Tally the lines in the listing below that hold the string "this", and reply with that tally alone.

===== ENTRIES PROVIDED =====

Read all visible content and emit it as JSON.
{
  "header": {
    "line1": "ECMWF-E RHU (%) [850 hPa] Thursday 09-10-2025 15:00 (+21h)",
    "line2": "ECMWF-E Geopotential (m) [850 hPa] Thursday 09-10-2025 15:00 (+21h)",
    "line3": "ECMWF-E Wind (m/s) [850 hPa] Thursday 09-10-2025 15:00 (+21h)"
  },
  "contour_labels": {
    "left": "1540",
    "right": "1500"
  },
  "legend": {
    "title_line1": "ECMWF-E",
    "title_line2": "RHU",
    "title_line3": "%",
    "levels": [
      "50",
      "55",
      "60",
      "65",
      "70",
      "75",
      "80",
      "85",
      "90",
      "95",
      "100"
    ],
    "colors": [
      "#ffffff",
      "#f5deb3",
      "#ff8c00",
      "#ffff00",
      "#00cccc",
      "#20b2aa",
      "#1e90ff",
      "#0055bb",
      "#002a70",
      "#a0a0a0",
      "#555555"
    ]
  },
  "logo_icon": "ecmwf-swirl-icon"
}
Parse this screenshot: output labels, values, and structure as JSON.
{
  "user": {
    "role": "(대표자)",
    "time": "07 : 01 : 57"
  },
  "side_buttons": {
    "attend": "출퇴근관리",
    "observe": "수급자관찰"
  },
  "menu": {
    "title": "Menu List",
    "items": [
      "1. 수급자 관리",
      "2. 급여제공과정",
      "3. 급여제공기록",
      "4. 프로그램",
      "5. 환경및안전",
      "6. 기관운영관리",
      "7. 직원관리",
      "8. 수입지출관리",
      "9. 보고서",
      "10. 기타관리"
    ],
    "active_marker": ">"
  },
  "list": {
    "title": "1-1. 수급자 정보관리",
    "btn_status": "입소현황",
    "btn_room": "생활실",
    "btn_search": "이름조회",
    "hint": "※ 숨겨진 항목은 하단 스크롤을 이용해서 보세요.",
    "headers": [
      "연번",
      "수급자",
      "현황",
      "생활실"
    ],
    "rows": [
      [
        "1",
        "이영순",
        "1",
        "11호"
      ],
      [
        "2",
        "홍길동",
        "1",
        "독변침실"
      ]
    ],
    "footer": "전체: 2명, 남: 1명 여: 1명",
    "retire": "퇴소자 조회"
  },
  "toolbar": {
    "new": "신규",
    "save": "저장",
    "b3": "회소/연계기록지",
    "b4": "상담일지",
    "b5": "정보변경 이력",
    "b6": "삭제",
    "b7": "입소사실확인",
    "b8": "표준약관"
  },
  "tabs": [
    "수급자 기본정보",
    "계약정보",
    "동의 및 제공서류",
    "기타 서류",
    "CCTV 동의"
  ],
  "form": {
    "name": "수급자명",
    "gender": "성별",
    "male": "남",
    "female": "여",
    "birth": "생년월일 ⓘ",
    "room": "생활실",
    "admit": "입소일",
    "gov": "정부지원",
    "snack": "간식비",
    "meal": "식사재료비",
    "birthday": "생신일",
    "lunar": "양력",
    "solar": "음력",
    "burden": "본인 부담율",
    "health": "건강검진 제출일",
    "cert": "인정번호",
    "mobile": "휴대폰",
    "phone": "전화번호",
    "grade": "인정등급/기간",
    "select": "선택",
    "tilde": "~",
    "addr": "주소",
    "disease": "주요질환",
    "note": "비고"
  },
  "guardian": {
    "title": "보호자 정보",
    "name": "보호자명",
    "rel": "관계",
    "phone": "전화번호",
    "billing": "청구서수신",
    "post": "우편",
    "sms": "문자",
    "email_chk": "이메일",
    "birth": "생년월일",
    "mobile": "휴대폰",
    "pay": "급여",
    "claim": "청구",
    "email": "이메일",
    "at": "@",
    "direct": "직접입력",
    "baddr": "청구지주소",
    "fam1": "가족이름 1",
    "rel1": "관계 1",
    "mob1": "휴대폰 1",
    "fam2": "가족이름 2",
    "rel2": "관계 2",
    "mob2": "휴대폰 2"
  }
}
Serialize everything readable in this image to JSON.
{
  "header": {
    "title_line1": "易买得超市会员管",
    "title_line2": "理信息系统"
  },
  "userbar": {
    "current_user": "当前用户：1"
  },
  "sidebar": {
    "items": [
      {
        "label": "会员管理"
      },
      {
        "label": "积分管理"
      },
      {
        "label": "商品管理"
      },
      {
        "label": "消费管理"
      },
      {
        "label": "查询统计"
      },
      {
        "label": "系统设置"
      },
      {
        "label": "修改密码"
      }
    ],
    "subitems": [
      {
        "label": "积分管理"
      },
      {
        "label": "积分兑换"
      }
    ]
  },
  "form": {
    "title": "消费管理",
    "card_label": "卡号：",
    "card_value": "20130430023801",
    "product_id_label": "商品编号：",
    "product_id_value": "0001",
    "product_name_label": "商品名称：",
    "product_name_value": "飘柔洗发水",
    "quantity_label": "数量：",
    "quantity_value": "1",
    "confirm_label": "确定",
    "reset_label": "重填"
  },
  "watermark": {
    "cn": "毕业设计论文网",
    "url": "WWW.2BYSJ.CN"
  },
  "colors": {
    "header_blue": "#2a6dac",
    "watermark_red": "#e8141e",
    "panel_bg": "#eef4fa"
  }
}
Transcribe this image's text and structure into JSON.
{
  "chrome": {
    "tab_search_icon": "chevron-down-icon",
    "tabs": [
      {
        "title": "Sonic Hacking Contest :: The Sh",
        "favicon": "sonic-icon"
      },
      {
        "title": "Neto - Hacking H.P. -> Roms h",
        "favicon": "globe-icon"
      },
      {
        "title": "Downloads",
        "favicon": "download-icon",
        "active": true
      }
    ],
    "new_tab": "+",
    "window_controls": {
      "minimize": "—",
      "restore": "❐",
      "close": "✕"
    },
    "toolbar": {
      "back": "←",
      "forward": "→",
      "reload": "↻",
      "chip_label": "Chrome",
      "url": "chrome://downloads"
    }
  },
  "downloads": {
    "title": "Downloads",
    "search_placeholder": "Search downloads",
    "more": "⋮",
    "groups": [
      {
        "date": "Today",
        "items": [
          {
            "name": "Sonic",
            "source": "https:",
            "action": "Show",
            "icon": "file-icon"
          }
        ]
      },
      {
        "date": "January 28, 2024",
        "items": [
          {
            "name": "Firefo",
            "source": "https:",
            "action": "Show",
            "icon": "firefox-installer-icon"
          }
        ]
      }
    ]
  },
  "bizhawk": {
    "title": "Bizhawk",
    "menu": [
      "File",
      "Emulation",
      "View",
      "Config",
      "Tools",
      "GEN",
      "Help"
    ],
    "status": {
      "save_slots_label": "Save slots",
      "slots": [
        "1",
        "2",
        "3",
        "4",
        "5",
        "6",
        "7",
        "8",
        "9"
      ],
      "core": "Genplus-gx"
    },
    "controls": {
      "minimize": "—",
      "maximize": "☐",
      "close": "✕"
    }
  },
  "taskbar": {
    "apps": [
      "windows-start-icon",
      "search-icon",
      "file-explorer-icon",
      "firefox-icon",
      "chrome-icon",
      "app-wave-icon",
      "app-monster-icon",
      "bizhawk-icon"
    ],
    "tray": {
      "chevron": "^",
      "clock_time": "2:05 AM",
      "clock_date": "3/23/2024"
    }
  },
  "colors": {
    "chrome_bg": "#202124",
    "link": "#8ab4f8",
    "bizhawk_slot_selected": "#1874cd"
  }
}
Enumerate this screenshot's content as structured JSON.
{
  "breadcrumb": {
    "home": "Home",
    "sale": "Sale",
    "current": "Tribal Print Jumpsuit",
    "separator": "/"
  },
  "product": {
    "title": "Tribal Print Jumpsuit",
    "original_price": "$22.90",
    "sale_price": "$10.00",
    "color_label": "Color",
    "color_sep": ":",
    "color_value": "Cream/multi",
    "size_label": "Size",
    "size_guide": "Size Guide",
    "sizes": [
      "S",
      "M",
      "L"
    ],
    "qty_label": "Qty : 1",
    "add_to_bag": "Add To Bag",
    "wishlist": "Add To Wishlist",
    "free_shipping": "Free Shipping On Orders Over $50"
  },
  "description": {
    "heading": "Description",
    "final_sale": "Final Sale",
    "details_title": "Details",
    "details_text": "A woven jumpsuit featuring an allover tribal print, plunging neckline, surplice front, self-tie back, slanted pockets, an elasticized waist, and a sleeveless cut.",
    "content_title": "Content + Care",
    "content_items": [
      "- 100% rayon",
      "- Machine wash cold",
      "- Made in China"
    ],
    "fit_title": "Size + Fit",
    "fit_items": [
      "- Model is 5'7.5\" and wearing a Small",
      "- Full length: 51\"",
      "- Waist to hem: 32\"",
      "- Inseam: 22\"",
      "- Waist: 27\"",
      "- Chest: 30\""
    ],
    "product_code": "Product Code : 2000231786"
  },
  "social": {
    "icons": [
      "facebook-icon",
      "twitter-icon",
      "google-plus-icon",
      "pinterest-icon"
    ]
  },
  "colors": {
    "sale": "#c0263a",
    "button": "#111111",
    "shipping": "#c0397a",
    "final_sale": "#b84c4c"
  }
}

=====

> **RESPONSE**
4